App and web page records
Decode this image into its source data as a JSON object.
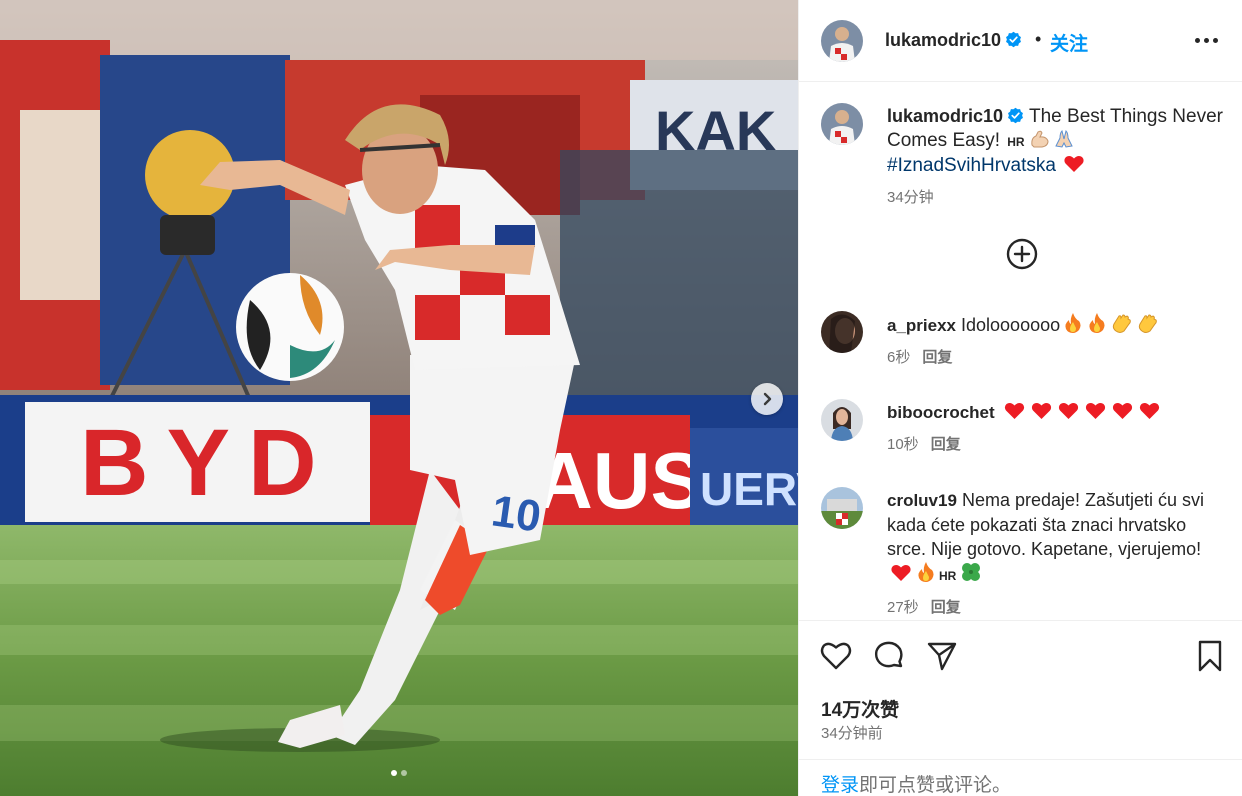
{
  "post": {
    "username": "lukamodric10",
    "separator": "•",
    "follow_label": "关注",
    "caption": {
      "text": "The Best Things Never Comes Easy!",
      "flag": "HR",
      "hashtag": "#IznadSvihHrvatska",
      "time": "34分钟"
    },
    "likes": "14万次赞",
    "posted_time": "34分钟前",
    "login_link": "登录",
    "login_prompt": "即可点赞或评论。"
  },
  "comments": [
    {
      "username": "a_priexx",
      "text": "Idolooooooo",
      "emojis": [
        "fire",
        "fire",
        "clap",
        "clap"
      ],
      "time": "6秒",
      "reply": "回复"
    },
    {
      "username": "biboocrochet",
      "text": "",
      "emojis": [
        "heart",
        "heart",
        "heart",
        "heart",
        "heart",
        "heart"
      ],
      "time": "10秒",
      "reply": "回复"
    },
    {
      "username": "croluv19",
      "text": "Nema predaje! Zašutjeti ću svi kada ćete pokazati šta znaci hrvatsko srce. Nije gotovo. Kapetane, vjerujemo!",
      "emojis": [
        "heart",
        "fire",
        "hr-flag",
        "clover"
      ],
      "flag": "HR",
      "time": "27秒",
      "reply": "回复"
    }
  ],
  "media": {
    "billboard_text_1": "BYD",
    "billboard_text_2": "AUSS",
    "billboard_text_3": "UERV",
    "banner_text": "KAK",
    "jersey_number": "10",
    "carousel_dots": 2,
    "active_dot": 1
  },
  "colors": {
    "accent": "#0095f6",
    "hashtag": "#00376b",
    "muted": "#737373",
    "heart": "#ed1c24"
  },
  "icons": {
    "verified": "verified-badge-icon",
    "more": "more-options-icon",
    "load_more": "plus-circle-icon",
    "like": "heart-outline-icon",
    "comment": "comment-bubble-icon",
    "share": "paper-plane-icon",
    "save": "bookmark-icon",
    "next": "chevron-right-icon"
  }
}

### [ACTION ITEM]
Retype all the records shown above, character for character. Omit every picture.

### [OUTPUT OF THE TASK]
Decode this image into its source data as a JSON object.
{
  "post": {
    "username": "lukamodric10",
    "separator": "•",
    "follow_label": "关注",
    "caption": {
      "text": "The Best Things Never Comes Easy!",
      "flag": "HR",
      "hashtag": "#IznadSvihHrvatska",
      "time": "34分钟"
    },
    "likes": "14万次赞",
    "posted_time": "34分钟前",
    "login_link": "登录",
    "login_prompt": "即可点赞或评论。"
  },
  "comments": [
    {
      "username": "a_priexx",
      "text": "Idolooooooo",
      "emojis": [
        "fire",
        "fire",
        "clap",
        "clap"
      ],
      "time": "6秒",
      "reply": "回复"
    },
    {
      "username": "biboocrochet",
      "text": "",
      "emojis": [
        "heart",
        "heart",
        "heart",
        "heart",
        "heart",
        "heart"
      ],
      "time": "10秒",
      "reply": "回复"
    },
    {
      "username": "croluv19",
      "text": "Nema predaje! Zašutjeti ću svi kada ćete pokazati šta znaci hrvatsko srce. Nije gotovo. Kapetane, vjerujemo!",
      "emojis": [
        "heart",
        "fire",
        "hr-flag",
        "clover"
      ],
      "flag": "HR",
      "time": "27秒",
      "reply": "回复"
    }
  ],
  "media": {
    "billboard_text_1": "BYD",
    "billboard_text_2": "AUSS",
    "billboard_text_3": "UERV",
    "banner_text": "KAK",
    "jersey_number": "10",
    "carousel_dots": 2,
    "active_dot": 1
  },
  "colors": {
    "accent": "#0095f6",
    "hashtag": "#00376b",
    "muted": "#737373",
    "heart": "#ed1c24"
  },
  "icons": {
    "verified": "verified-badge-icon",
    "more": "more-options-icon",
    "load_more": "plus-circle-icon",
    "like": "heart-outline-icon",
    "comment": "comment-bubble-icon",
    "share": "paper-plane-icon",
    "save": "bookmark-icon",
    "next": "chevron-right-icon"
  }
}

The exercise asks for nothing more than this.